--- Input for this task ---

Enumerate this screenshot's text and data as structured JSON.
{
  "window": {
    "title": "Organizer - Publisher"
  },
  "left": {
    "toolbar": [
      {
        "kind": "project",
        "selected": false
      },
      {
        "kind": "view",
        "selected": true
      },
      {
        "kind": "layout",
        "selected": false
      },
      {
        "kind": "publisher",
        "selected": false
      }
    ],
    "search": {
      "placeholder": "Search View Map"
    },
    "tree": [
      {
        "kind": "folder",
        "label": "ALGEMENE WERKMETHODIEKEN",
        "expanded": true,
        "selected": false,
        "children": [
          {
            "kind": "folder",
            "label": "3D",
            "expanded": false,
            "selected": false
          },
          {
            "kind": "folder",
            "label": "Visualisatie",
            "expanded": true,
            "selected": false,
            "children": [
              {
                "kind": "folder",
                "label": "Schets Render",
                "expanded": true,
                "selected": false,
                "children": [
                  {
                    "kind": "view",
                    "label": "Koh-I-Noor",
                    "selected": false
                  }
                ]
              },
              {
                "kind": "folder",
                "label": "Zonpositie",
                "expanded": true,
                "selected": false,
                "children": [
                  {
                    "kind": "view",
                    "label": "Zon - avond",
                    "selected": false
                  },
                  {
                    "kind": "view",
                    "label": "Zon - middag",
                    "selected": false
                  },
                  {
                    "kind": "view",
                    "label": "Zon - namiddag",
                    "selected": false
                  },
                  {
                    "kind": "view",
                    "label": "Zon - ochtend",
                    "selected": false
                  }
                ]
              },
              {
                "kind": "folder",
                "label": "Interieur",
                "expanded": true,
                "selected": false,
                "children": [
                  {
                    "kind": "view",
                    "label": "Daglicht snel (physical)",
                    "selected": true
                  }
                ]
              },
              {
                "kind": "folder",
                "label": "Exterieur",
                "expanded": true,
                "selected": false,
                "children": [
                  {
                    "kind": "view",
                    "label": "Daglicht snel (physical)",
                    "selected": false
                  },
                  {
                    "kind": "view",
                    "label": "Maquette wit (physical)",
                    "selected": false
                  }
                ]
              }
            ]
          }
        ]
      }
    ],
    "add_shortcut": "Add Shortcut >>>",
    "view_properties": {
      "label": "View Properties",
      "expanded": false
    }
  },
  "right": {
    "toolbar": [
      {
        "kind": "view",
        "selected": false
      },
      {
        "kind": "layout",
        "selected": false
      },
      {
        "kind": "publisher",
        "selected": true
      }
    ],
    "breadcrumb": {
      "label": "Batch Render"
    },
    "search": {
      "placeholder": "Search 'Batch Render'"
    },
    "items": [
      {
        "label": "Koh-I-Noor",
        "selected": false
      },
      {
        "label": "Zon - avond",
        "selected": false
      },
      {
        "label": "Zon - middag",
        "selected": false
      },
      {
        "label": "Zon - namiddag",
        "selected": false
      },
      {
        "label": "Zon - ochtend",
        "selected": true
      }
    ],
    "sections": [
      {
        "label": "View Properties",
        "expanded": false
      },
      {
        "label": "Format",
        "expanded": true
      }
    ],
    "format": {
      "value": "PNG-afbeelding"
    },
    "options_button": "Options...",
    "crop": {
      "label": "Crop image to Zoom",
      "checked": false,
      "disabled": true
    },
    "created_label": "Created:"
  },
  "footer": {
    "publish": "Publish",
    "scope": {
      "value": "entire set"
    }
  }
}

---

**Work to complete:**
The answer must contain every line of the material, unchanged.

**Solution to this problem:**
Enumerate this screenshot's text and data as structured JSON.
{
  "window": {
    "title": "Organizer - Publisher"
  },
  "left": {
    "toolbar": [
      {
        "kind": "project",
        "selected": false
      },
      {
        "kind": "view",
        "selected": true
      },
      {
        "kind": "layout",
        "selected": false
      },
      {
        "kind": "publisher",
        "selected": false
      }
    ],
    "search": {
      "placeholder": "Search View Map"
    },
    "tree": [
      {
        "kind": "folder",
        "label": "ALGEMENE WERKMETHODIEKEN",
        "expanded": true,
        "selected": false,
        "children": [
          {
            "kind": "folder",
            "label": "3D",
            "expanded": false,
            "selected": false
          },
          {
            "kind": "folder",
            "label": "Visualisatie",
            "expanded": true,
            "selected": false,
            "children": [
              {
                "kind": "folder",
                "label": "Schets Render",
                "expanded": true,
                "selected": false,
                "children": [
                  {
                    "kind": "view",
                    "label": "Koh-I-Noor",
                    "selected": false
                  }
                ]
              },
              {
                "kind": "folder",
                "label": "Zonpositie",
                "expanded": true,
                "selected": false,
                "children": [
                  {
                    "kind": "view",
                    "label": "Zon - avond",
                    "selected": false
                  },
                  {
                    "kind": "view",
                    "label": "Zon - middag",
                    "selected": false
                  },
                  {
                    "kind": "view",
                    "label": "Zon - namiddag",
                    "selected": false
                  },
                  {
                    "kind": "view",
                    "label": "Zon - ochtend",
                    "selected": false
                  }
                ]
              },
              {
                "kind": "folder",
                "label": "Interieur",
                "expanded": true,
                "selected": false,
                "children": [
                  {
                    "kind": "view",
                    "label": "Daglicht snel (physical)",
                    "selected": true
                  }
                ]
              },
              {
                "kind": "folder",
                "label": "Exterieur",
                "expanded": true,
                "selected": false,
                "children": [
                  {
                    "kind": "view",
                    "label": "Daglicht snel (physical)",
                    "selected": false
                  },
                  {
                    "kind": "view",
                    "label": "Maquette wit (physical)",
                    "selected": false
                  }
                ]
              }
            ]
          }
        ]
      }
    ],
    "add_shortcut": "Add Shortcut >>>",
    "view_properties": {
      "label": "View Properties",
      "expanded": false
    }
  },
  "right": {
    "toolbar": [
      {
        "kind": "view",
        "selected": false
      },
      {
        "kind": "layout",
        "selected": false
      },
      {
        "kind": "publisher",
        "selected": true
      }
    ],
    "breadcrumb": {
      "label": "Batch Render"
    },
    "search": {
      "placeholder": "Search 'Batch Render'"
    },
    "items": [
      {
        "label": "Koh-I-Noor",
        "selected": false
      },
      {
        "label": "Zon - avond",
        "selected": false
      },
      {
        "label": "Zon - middag",
        "selected": false
      },
      {
        "label": "Zon - namiddag",
        "selected": false
      },
      {
        "label": "Zon - ochtend",
        "selected": true
      }
    ],
    "sections": [
      {
        "label": "View Properties",
        "expanded": false
      },
      {
        "label": "Format",
        "expanded": true
      }
    ],
    "format": {
      "value": "PNG-afbeelding"
    },
    "options_button": "Options...",
    "crop": {
      "label": "Crop image to Zoom",
      "checked": false,
      "disabled": true
    },
    "created_label": "Created:"
  },
  "footer": {
    "publish": "Publish",
    "scope": {
      "value": "entire set"
    }
  }
}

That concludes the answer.